A complete and exact copy of the entries below is the expected result.

(Dataset rows describing interfaces)
===============

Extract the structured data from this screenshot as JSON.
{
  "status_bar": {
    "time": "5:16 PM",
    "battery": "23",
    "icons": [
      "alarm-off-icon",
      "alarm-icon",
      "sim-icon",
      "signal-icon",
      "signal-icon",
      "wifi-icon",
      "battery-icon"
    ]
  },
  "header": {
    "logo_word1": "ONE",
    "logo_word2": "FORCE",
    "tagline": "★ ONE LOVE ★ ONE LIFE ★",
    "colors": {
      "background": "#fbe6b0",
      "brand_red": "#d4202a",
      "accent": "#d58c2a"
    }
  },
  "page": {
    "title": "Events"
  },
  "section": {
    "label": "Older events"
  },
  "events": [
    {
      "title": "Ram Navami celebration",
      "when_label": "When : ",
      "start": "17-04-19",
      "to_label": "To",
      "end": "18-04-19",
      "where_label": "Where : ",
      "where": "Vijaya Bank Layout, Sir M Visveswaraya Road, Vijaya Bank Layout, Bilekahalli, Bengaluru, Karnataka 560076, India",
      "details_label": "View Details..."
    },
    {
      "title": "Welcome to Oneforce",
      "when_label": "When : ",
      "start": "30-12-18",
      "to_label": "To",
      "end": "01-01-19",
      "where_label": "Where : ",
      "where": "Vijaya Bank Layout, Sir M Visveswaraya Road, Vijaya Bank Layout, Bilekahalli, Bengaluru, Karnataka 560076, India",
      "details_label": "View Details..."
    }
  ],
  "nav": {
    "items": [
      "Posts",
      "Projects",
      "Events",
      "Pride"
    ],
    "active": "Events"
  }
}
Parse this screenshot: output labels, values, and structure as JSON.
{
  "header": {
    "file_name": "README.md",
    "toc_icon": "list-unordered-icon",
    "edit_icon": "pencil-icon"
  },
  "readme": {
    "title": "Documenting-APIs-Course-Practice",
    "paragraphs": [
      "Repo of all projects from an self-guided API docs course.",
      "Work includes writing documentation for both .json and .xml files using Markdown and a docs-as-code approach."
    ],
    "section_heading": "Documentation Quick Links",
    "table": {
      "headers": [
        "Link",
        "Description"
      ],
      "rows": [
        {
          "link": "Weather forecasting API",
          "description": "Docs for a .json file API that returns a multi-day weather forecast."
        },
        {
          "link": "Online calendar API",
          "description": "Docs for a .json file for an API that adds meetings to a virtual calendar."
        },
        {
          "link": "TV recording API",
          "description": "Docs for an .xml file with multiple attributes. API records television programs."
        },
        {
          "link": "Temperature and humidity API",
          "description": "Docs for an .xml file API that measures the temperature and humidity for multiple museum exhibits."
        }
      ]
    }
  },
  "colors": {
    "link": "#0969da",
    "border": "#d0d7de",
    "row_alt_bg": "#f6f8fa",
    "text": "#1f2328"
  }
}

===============

● **SOLUTION TO THE EXERCISE**:
Extract the structured data from this screenshot as JSON.
{
  "status_bar": {
    "time": "5:16 PM",
    "battery": "23",
    "icons": [
      "alarm-off-icon",
      "alarm-icon",
      "sim-icon",
      "signal-icon",
      "signal-icon",
      "wifi-icon",
      "battery-icon"
    ]
  },
  "header": {
    "logo_word1": "ONE",
    "logo_word2": "FORCE",
    "tagline": "★ ONE LOVE ★ ONE LIFE ★",
    "colors": {
      "background": "#fbe6b0",
      "brand_red": "#d4202a",
      "accent": "#d58c2a"
    }
  },
  "page": {
    "title": "Events"
  },
  "section": {
    "label": "Older events"
  },
  "events": [
    {
      "title": "Ram Navami celebration",
      "when_label": "When : ",
      "start": "17-04-19",
      "to_label": "To",
      "end": "18-04-19",
      "where_label": "Where : ",
      "where": "Vijaya Bank Layout, Sir M Visveswaraya Road, Vijaya Bank Layout, Bilekahalli, Bengaluru, Karnataka 560076, India",
      "details_label": "View Details..."
    },
    {
      "title": "Welcome to Oneforce",
      "when_label": "When : ",
      "start": "30-12-18",
      "to_label": "To",
      "end": "01-01-19",
      "where_label": "Where : ",
      "where": "Vijaya Bank Layout, Sir M Visveswaraya Road, Vijaya Bank Layout, Bilekahalli, Bengaluru, Karnataka 560076, India",
      "details_label": "View Details..."
    }
  ],
  "nav": {
    "items": [
      "Posts",
      "Projects",
      "Events",
      "Pride"
    ],
    "active": "Events"
  }
}
Parse this screenshot: output labels, values, and structure as JSON.
{
  "header": {
    "file_name": "README.md",
    "toc_icon": "list-unordered-icon",
    "edit_icon": "pencil-icon"
  },
  "readme": {
    "title": "Documenting-APIs-Course-Practice",
    "paragraphs": [
      "Repo of all projects from an self-guided API docs course.",
      "Work includes writing documentation for both .json and .xml files using Markdown and a docs-as-code approach."
    ],
    "section_heading": "Documentation Quick Links",
    "table": {
      "headers": [
        "Link",
        "Description"
      ],
      "rows": [
        {
          "link": "Weather forecasting API",
          "description": "Docs for a .json file API that returns a multi-day weather forecast."
        },
        {
          "link": "Online calendar API",
          "description": "Docs for a .json file for an API that adds meetings to a virtual calendar."
        },
        {
          "link": "TV recording API",
          "description": "Docs for an .xml file with multiple attributes. API records television programs."
        },
        {
          "link": "Temperature and humidity API",
          "description": "Docs for an .xml file API that measures the temperature and humidity for multiple museum exhibits."
        }
      ]
    }
  },
  "colors": {
    "link": "#0969da",
    "border": "#d0d7de",
    "row_alt_bg": "#f6f8fa",
    "text": "#1f2328"
  }
}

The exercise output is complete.